++++ DATA IN THIS EXERCISE

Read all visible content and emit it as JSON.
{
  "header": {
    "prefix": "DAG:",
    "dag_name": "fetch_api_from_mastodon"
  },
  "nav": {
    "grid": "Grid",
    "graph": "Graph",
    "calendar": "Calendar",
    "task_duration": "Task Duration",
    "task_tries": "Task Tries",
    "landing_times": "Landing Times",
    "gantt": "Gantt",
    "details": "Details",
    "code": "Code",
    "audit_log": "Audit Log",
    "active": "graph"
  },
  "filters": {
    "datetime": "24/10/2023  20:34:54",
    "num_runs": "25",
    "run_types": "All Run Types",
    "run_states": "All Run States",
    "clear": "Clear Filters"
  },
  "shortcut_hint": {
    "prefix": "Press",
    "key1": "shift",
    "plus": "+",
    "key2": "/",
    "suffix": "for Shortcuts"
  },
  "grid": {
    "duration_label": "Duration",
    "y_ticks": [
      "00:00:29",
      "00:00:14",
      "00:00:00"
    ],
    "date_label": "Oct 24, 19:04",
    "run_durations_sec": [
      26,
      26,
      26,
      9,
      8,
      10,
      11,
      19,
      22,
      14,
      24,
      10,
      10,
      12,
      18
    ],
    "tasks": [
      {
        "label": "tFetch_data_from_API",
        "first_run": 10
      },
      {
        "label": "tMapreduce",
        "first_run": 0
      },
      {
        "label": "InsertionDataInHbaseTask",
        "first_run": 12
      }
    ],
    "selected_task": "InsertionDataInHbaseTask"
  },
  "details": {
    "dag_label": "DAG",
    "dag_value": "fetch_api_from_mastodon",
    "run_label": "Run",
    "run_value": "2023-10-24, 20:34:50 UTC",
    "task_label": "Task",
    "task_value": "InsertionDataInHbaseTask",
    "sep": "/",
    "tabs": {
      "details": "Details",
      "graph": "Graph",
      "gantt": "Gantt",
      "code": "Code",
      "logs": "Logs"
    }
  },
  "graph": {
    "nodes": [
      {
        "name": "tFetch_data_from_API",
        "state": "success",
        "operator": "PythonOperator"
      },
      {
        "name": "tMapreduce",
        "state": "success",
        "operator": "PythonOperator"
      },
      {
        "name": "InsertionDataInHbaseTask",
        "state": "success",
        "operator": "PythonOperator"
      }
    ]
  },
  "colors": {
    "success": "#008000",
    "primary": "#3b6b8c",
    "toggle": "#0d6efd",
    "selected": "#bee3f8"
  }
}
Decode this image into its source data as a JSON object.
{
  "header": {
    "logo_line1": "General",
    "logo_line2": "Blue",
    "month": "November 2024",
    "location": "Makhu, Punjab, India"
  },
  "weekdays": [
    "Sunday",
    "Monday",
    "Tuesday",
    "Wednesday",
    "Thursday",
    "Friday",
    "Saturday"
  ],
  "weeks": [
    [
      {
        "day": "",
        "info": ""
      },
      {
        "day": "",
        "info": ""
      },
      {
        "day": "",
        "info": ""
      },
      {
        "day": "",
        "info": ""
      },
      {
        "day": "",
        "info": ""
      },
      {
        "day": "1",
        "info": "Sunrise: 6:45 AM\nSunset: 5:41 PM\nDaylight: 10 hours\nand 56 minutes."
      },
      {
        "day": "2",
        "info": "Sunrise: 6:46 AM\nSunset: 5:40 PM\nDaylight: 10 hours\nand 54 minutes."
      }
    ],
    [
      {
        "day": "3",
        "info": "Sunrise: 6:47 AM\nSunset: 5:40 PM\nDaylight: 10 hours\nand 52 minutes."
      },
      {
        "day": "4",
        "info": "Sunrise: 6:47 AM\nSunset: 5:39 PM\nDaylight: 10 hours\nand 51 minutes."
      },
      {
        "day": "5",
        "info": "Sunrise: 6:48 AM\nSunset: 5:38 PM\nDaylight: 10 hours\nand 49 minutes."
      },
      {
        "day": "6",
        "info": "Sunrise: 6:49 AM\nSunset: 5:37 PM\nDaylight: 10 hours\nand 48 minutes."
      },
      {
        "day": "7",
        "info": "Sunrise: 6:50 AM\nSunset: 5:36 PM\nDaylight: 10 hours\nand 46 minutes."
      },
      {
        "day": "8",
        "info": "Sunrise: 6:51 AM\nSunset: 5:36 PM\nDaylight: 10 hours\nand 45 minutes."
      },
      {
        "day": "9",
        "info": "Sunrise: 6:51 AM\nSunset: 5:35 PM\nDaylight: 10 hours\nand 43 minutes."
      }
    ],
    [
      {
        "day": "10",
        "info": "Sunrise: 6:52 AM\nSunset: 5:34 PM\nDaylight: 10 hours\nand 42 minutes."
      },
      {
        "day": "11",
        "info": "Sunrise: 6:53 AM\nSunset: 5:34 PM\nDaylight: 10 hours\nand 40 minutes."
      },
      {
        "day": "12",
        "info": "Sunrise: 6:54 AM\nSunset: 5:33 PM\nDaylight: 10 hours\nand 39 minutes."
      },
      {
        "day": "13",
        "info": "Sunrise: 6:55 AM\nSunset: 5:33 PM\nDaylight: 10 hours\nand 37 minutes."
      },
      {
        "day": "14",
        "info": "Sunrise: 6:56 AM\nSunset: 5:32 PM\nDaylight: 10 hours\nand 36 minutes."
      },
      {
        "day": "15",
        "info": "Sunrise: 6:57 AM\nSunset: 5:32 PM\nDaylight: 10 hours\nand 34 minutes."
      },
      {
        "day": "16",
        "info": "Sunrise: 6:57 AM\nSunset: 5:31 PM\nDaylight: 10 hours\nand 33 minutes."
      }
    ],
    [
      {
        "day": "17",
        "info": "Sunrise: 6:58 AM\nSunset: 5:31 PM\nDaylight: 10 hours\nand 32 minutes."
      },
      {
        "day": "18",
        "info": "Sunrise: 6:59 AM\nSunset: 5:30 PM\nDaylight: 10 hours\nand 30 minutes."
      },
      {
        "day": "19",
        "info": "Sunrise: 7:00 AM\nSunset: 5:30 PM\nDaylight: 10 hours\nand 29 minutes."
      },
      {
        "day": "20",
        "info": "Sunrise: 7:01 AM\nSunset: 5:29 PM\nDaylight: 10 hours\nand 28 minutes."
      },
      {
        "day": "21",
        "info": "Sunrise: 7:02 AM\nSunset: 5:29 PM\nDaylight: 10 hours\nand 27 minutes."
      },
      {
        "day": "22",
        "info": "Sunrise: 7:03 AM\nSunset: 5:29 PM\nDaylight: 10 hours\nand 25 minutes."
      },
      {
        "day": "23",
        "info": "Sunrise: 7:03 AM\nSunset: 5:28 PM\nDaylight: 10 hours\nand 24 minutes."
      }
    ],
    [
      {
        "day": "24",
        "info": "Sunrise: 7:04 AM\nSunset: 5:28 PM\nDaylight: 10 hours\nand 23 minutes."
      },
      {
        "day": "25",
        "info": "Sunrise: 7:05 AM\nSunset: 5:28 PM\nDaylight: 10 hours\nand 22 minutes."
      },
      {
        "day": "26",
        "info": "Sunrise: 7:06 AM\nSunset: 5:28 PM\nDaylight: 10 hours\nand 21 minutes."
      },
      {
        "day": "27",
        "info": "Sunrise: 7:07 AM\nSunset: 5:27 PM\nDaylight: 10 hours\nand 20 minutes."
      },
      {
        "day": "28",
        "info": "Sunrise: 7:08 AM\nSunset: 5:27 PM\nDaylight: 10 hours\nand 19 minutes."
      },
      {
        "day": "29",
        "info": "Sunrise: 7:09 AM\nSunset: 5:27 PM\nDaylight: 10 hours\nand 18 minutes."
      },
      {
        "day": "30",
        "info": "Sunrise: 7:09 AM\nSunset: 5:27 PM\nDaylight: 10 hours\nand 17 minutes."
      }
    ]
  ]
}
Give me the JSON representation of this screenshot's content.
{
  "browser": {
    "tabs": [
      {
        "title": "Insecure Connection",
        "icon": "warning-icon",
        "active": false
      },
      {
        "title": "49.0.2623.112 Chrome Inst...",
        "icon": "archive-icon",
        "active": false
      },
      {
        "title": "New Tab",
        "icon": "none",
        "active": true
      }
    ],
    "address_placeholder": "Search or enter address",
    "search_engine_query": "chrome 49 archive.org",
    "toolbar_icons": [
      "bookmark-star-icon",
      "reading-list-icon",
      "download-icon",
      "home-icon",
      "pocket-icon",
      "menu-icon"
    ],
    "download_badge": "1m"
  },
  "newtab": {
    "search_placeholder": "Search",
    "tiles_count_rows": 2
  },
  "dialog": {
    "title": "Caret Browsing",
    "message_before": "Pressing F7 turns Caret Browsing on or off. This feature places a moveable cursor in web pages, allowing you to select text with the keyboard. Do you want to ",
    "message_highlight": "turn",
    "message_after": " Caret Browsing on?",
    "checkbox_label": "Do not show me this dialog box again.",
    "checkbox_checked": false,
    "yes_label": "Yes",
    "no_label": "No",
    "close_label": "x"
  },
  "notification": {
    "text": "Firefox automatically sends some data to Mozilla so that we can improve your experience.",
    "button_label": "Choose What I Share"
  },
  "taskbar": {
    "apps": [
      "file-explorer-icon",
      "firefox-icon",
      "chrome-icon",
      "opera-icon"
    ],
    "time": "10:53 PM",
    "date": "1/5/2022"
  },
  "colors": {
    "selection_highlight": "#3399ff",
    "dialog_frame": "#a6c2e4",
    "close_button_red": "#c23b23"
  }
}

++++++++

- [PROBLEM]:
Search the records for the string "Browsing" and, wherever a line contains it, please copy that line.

- [ANSWER BOX]:
    "title": "Caret Browsing",
    "message_before": "Pressing F7 turns Caret Browsing on or off. This feature places a moveable cursor in web pages, allowing you to select text with the keyboard. Do you want to ",
    "message_after": " Caret Browsing on?",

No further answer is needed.